kmarks at technorati.com
Mon Oct 3 16:39:20 PDT 2005
On the question of which file formats succeed, the answer is those that
are resilient. The ones that provide a method for expansion, and a way
for multiple versions to coexist safely.
Backwards compatibility is a necessary part of this, but it is not
sufficient - forwards compatibility is what wins out
I see 3 big generations of file format here:
RFC 822 style (ascii key:value, as in Mail headers and HTTP headers)
IFF style (keyed binary blobs with length offsets) (IFF, AIFF, TIFF,
QuickTime, WAV, AVI, MPEG4)
SGML style (ascii <tag> </tag> model) (SGML, HTML, XML, XHTML)
In each case, these define a way for different generations of the same

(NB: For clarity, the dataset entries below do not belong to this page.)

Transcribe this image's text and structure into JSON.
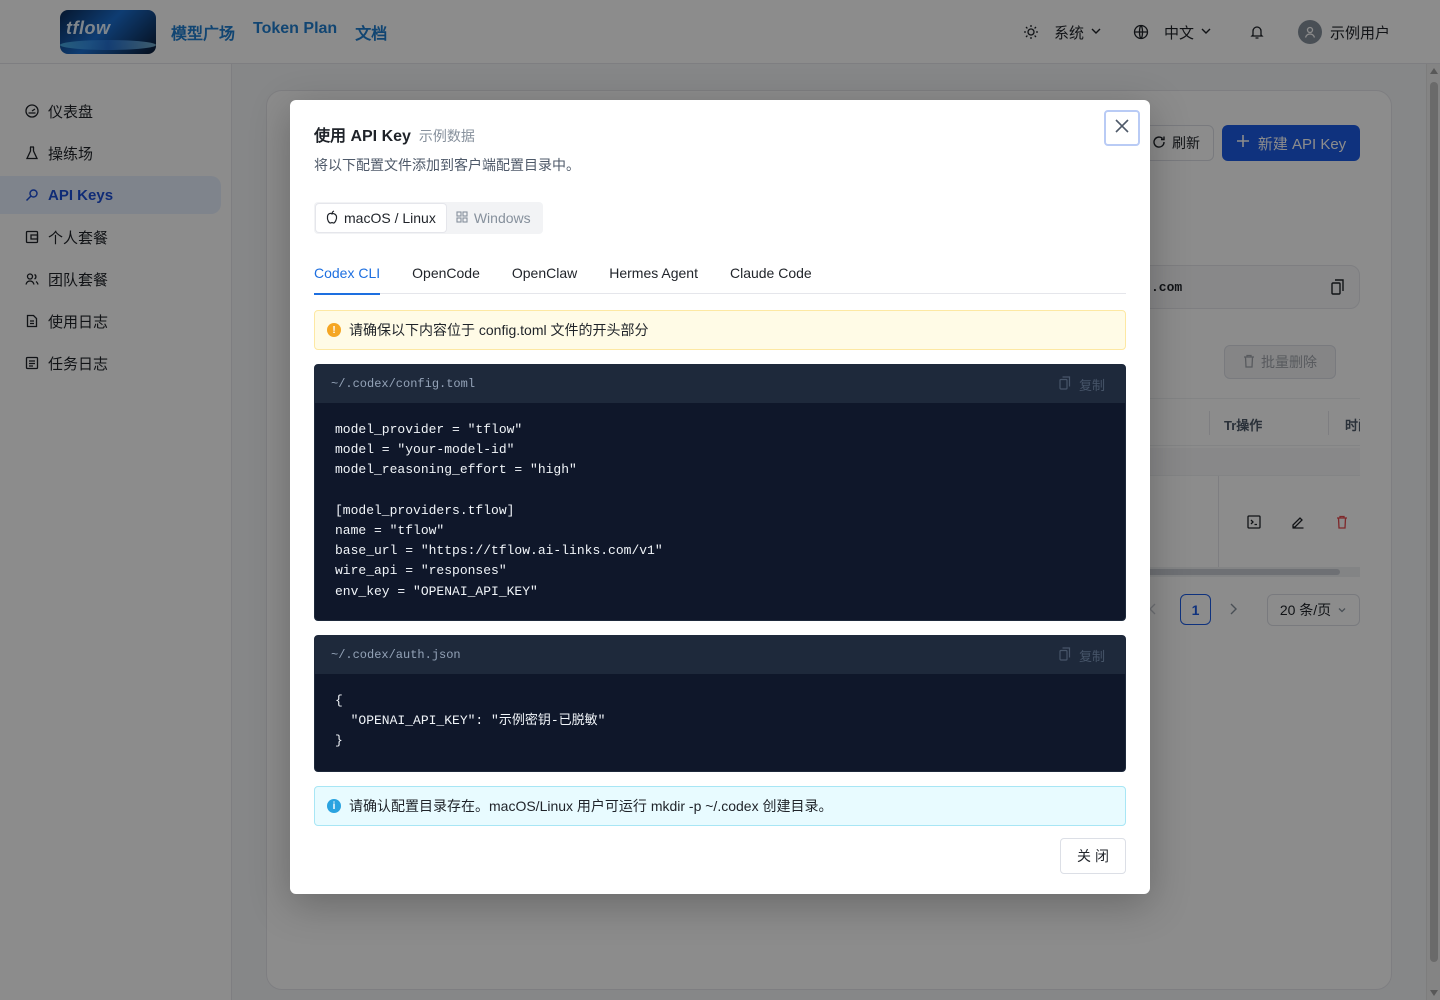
{
  "header": {
    "logo_text": "tflow",
    "nav": [
      "模型广场",
      "Token Plan",
      "文档"
    ],
    "theme_label": "系统",
    "lang_label": "中文",
    "user_name": "示例用户"
  },
  "sidebar": {
    "items": [
      {
        "label": "仪表盘",
        "icon": "dashboard-icon"
      },
      {
        "label": "操练场",
        "icon": "flask-icon"
      },
      {
        "label": "API Keys",
        "icon": "key-icon",
        "active": true
      },
      {
        "label": "个人套餐",
        "icon": "wallet-icon"
      },
      {
        "label": "团队套餐",
        "icon": "team-icon"
      },
      {
        "label": "使用日志",
        "icon": "document-icon"
      },
      {
        "label": "任务日志",
        "icon": "list-icon"
      }
    ]
  },
  "page": {
    "refresh_label": "刷新",
    "new_key_label": "新建 API Key",
    "base_url_fragment": ".com",
    "bulk_delete_label": "批量删除",
    "col_operations": "Tr操作",
    "col_time": "时间",
    "current_page": "1",
    "page_size": "20 条/页"
  },
  "modal": {
    "title": "使用 API Key",
    "subtitle": "示例数据",
    "description": "将以下配置文件添加到客户端配置目录中。",
    "os_options": [
      {
        "label": "macOS / Linux",
        "icon": "apple-icon",
        "active": true
      },
      {
        "label": "Windows",
        "icon": "windows-icon",
        "active": false
      }
    ],
    "tabs": [
      "Codex CLI",
      "OpenCode",
      "OpenClaw",
      "Hermes Agent",
      "Claude Code"
    ],
    "active_tab": "Codex CLI",
    "warning": "请确保以下内容位于 config.toml 文件的开头部分",
    "files": [
      {
        "path": "~/.codex/config.toml",
        "copy_label": "复制",
        "content": "model_provider = \"tflow\"\nmodel = \"your-model-id\"\nmodel_reasoning_effort = \"high\"\n\n[model_providers.tflow]\nname = \"tflow\"\nbase_url = \"https://tflow.ai-links.com/v1\"\nwire_api = \"responses\"\nenv_key = \"OPENAI_API_KEY\""
      },
      {
        "path": "~/.codex/auth.json",
        "copy_label": "复制",
        "content": "{\n  \"OPENAI_API_KEY\": \"示例密钥-已脱敏\"\n}"
      }
    ],
    "info": "请确认配置目录存在。macOS/Linux 用户可运行 mkdir -p ~/.codex 创建目录。",
    "close_label": "关闭"
  },
  "colors": {
    "primary": "#1d5ce6",
    "tab_active": "#1d6fe0",
    "code_bg": "#0f172a",
    "warn": "#f5a623",
    "info": "#2aa3e0"
  }
}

format to coexist by defining that it is OK to discard elements you
This provides baseline compatibility (old parsers generally don't crash
on new data, unlike more naive formats), but still requires work to
define the sub elements of the format to interoperate.
It provides for graceful degradation, with older or less-featured
clients able to display the subset they understand, rather than balking
If you replace an element with a more general one, you may need to
continue to include the old version for the previous generation of
Having worked at Apple on QuickTime for 5 years, and spent 10 years
before that tracking it, I've seen that it does take some care to adapt
and update in a way that will not break old clients, but the benefits
for users of your format are immense (the unofficial motto there was
'no movie left behind'). Of course, if your users are happy, this helps
HTML took this from SGML, and in many ways expanded it further due to
the toleration of sloppy markup from user-agents, to the point where
people writing parsers had a bit of tough time of it.
XML was an over-reaction to this - it instituted draconian parsing by
design, and effectively gave the green light for everyone to make up
their own format without consideration for others at all (with
namespaces as a figleaf to cover this, and coerce coexistence post
Microformats build on the older model of backward compatibility through
selective enhancement. This is a bit more work for the parser and
format designer, but much less for those creating data using the
format, who can readily pick up the latest version to enhance their
existing HTML without harming their other uses.
Working within XHTML does impose constraints on how you can express
things, but as Cory Doctorow put it last week:
> "It's like this: engineering is all about constraint. Given a span of
> foo feet and materials of tensile strength of bar, build a bridge that
> doesn't go all fubared. Write a fun video-game for an eight-bit
> console that'll fit in 32K. Build the fastest airplane, or the one
> with the largest carrying capacity... But these days, there's not much
> traditional constraint. I've got the engineer's most dangerous luxury:
> plenty. All the computational cycles I'll ever need. Easy and rapid
> prototyping. Precision tools.
Working with constraints is what makes for good Art, and good
Engineering, whether the constraints are cultural or structural.
Without shared meaning there can be no communication. Microformats work
to converge shared meaning without disrupting other uses, and to
enhance rather than replace what you are doing already.
This started as a mail reply, but it became a blog posts somewhere
along the way:
More information about the microformats-discuss